“I was probably in a particular mood that day,” he says, now. “Unfortunately, my mom probably read that, and that’s just disrespectful to her on all levels. It’s rude and I’m sorry.
“I had a great childhood, I really did. I’m not going to say those teenage years were pleasant. I got into the racket, the circus, young, for sure.”
Foster was raised in a Jewish family in Boston, then rural Iowa, before moving to Los Angeles to pursue an acting career at the age of 16. He got his break in the Disney Channel series Flash Forward, playing a goofy adolescent navigating the travails of teenhood, before discovering a zeal for playing unhinged characters, including a drug addicted robber in Alpha Dog (2006) and a cold-blooded bandit in the western 3:10 to Yuma (2007).
His sole directorial credit so far is for a music video (below) for the multi-instrumentalist Emily Wells, in which five interlocking storylines unfold as a tense emotional drama. It’s ambitious, and shows Foster is capable of producing impressive work from behind the camera. On the prospect of any feature-length plans, however, he is cagey, and this is one of several times in the interview when his body language and measured speech suggest he’s being prodded in a direction he’d rather not go. Often, he’ll find a way of bringing the conversation back to The Hub and the “200,000 children”.

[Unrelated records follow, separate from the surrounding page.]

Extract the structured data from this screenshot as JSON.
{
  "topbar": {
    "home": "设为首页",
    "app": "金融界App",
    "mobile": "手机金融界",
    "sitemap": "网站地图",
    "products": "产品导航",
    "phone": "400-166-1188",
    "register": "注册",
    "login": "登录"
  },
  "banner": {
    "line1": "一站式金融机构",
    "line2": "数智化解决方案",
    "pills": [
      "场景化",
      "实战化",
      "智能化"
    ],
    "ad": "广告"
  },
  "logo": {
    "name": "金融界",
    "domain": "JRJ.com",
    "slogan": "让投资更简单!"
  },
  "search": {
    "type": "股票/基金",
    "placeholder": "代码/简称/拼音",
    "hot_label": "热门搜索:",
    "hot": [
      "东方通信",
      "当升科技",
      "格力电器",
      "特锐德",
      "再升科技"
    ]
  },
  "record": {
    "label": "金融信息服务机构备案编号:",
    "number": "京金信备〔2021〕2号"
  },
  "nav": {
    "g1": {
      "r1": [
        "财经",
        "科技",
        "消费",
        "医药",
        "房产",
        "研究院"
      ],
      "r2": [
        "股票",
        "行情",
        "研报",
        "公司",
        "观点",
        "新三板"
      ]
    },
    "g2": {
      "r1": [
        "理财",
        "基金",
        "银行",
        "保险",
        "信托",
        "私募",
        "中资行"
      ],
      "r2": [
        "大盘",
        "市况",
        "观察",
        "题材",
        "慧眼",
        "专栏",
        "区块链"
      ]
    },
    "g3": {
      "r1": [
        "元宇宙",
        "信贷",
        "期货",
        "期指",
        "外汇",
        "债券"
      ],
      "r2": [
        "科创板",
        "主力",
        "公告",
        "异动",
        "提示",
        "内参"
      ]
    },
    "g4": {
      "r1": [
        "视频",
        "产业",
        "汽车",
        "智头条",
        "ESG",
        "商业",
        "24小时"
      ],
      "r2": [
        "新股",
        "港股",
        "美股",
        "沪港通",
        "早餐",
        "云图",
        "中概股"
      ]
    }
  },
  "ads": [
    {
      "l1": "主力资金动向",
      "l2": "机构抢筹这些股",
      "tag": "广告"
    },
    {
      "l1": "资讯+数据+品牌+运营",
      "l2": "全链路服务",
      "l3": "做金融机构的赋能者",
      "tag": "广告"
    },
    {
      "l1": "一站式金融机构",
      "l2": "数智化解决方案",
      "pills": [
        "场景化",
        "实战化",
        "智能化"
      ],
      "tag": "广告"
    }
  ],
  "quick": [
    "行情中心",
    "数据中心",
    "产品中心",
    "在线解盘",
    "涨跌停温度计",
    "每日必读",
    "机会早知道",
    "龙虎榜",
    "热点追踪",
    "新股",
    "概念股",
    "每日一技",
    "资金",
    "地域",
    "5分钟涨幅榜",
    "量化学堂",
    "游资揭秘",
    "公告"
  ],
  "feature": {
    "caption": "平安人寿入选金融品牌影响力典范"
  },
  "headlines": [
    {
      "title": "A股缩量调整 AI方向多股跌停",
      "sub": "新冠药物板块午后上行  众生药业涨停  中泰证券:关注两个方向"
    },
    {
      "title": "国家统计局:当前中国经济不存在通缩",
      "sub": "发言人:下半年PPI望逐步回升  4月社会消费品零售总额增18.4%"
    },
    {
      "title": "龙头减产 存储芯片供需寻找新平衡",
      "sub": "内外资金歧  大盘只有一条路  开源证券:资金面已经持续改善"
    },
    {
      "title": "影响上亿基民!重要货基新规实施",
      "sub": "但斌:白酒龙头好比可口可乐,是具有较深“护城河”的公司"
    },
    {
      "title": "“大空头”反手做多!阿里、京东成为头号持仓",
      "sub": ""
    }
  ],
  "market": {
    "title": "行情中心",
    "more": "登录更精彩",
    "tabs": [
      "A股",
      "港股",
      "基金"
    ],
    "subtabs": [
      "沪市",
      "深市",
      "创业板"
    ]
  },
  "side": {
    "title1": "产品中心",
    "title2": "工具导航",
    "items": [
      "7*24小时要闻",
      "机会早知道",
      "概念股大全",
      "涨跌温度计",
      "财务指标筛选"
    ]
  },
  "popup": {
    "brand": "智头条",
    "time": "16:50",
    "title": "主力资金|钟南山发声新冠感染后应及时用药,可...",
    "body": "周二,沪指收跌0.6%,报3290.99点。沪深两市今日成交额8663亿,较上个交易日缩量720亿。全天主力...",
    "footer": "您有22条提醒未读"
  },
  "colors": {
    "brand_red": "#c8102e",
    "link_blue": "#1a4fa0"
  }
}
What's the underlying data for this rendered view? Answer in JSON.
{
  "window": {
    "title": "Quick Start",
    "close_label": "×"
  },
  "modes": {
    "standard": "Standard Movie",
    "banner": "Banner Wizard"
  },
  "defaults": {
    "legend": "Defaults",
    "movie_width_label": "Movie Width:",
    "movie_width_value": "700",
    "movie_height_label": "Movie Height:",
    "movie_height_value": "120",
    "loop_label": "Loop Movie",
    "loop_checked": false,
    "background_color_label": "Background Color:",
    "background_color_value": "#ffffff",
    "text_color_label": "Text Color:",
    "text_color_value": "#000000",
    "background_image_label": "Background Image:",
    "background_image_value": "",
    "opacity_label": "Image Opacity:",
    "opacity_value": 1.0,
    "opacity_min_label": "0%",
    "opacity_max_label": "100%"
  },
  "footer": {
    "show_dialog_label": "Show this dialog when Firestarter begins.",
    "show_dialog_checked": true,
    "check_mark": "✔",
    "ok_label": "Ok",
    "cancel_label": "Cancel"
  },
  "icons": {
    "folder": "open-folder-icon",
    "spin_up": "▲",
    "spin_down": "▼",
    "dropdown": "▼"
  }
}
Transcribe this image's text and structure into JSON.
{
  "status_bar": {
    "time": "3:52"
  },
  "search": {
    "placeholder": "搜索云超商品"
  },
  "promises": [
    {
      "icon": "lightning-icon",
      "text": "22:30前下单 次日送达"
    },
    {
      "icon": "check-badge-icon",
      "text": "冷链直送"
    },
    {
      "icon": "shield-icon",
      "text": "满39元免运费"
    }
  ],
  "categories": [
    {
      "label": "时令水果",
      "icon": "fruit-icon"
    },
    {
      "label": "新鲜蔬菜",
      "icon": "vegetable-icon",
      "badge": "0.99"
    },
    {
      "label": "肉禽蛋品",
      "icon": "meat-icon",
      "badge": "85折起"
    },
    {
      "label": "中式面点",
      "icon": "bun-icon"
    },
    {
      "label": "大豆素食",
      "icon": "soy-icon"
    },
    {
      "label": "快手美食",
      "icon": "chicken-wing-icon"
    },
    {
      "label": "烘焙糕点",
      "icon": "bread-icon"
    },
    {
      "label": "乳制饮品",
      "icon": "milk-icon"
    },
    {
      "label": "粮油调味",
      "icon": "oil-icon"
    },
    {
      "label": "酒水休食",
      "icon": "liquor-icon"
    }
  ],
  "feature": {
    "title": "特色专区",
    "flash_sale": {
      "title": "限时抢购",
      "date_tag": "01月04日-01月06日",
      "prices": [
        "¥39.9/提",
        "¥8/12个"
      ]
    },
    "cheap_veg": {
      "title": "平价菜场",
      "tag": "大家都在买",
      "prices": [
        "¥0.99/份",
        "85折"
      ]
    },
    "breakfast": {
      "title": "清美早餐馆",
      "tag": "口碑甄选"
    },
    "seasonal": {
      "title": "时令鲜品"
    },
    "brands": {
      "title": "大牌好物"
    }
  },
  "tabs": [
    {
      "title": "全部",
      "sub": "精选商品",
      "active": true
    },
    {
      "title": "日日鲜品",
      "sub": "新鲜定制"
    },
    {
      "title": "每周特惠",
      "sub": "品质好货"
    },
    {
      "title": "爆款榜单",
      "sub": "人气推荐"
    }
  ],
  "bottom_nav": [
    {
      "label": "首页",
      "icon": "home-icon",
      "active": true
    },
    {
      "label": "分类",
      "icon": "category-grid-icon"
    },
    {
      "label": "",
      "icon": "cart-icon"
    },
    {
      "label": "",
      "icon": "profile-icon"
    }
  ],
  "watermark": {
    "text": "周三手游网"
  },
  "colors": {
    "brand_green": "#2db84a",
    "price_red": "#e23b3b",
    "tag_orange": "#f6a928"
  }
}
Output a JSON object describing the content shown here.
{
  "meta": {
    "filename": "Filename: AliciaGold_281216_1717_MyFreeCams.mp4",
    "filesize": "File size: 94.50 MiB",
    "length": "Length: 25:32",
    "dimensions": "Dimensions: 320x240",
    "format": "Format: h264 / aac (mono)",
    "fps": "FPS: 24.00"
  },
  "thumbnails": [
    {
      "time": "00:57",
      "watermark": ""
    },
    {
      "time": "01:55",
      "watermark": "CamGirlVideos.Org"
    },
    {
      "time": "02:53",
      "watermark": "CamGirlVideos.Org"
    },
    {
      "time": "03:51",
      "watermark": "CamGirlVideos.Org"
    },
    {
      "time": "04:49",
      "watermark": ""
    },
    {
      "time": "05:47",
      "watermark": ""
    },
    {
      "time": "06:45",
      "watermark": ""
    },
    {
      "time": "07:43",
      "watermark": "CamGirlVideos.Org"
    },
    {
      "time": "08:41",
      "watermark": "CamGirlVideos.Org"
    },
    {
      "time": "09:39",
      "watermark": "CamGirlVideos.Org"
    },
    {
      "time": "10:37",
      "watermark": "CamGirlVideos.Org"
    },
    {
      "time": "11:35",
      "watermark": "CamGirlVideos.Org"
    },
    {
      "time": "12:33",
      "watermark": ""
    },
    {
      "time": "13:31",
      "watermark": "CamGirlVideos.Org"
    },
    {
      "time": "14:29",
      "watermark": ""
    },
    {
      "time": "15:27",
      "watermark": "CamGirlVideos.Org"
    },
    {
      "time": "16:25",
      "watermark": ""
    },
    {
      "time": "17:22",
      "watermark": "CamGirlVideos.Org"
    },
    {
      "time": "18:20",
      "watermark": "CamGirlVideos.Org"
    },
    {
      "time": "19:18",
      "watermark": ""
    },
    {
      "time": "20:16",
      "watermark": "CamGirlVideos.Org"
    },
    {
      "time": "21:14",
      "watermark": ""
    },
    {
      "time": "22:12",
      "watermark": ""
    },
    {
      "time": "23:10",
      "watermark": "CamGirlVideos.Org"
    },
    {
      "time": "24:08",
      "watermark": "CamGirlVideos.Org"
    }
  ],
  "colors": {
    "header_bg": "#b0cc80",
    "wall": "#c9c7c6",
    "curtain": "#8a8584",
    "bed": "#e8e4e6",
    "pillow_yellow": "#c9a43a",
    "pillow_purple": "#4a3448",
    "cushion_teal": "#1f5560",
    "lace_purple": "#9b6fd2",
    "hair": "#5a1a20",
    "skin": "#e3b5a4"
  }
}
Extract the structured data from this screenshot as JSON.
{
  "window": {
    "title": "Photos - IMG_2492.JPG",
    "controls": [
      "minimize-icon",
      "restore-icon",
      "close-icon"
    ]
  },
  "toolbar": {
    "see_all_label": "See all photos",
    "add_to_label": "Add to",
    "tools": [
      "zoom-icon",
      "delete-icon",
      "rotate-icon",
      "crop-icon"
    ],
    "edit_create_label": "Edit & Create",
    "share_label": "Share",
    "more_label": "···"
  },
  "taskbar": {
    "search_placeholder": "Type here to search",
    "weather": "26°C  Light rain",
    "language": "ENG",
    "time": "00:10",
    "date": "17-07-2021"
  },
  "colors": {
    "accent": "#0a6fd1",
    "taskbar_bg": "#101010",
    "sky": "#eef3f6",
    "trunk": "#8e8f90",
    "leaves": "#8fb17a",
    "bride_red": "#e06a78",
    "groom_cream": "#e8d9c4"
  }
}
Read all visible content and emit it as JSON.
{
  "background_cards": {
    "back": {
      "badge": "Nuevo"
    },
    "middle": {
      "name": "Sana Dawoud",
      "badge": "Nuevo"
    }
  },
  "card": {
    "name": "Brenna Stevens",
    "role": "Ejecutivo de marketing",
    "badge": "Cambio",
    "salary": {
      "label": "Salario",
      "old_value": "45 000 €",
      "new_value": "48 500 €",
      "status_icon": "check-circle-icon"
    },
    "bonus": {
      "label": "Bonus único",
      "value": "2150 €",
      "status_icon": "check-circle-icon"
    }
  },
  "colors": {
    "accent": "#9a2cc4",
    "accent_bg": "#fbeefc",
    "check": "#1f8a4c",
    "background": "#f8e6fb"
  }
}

“I like pushing words around,” he will say, on whether he has considered writing. “I write grocery lists: ‘more diapers’ …” He trails off and exhales loudly. “I don’t mean to be coy. If I’m not making something, I get restless. I was up at 6.30 this morning and wrote for about four hours, and I feel saner because of it.”
Sensing a breakthrough, I ask him what he draws inspiration from. He makes a whistling noise. “You’re pawing it out, you’re a good journalist.” He pauses again for a few more moments, mumbles something incoherent, then declares: “Stories!”
This clearly represents some kind of a lapse in judgment, for he adds hurriedly, “But I’m not yet talking about it in a real way – I’m superstitious. I’m just throwing around words.”
The wholehearted nature of his pre-production work must surely have been an easier process to go through when single. Foster is sketchy on details about his personal life and it’s often unclear whether he’s talking about past lovers or past movies. He appears to enjoy blurring the lines between the two.
“All in all, I’ve been very lucky to be with people who get that I like to go and do homework,” he says. “Each relationship is different. A film is a relationship, it’s relational. It absorbs your thoughts, dreams and time; you’re away from everybody and you give yourself to the service of this tale and the character and defend that character. Then it’s over.
“Some of them feel great and some of them leave a hole in your heart – and that’s OK.”
Foster excels within a certain archetype: the salt-of-the-earth yet flawed, all-American figure fighting to the last breath while doomed to fail. Although he’d rather not be pigeonholed, it’s hard to imagine Foster playing a ruff-wearing French aristocrat, for instance.
“I have my ascot, my monocle and my fez ready!” he laughs.
His face straightens, and his voice becomes solemn. “It’s humans’ will to survive that’s endlessly fascinating. And we need that. These are dark times. These are scary times. We need to see people’s will to continue, to do it with bright eyes and share that hope with others. No matter what their circumstances are, they need more of that. I need more of that.”
And with that, Foster smiles, smoothes down his jacket and stands, a slightly underdressed everyman ready to join a room full of black ties and ball gowns to raise money for underprivileged children.
As a charity ambassador, he’ll deliver, as he always does, with steadfast conviction.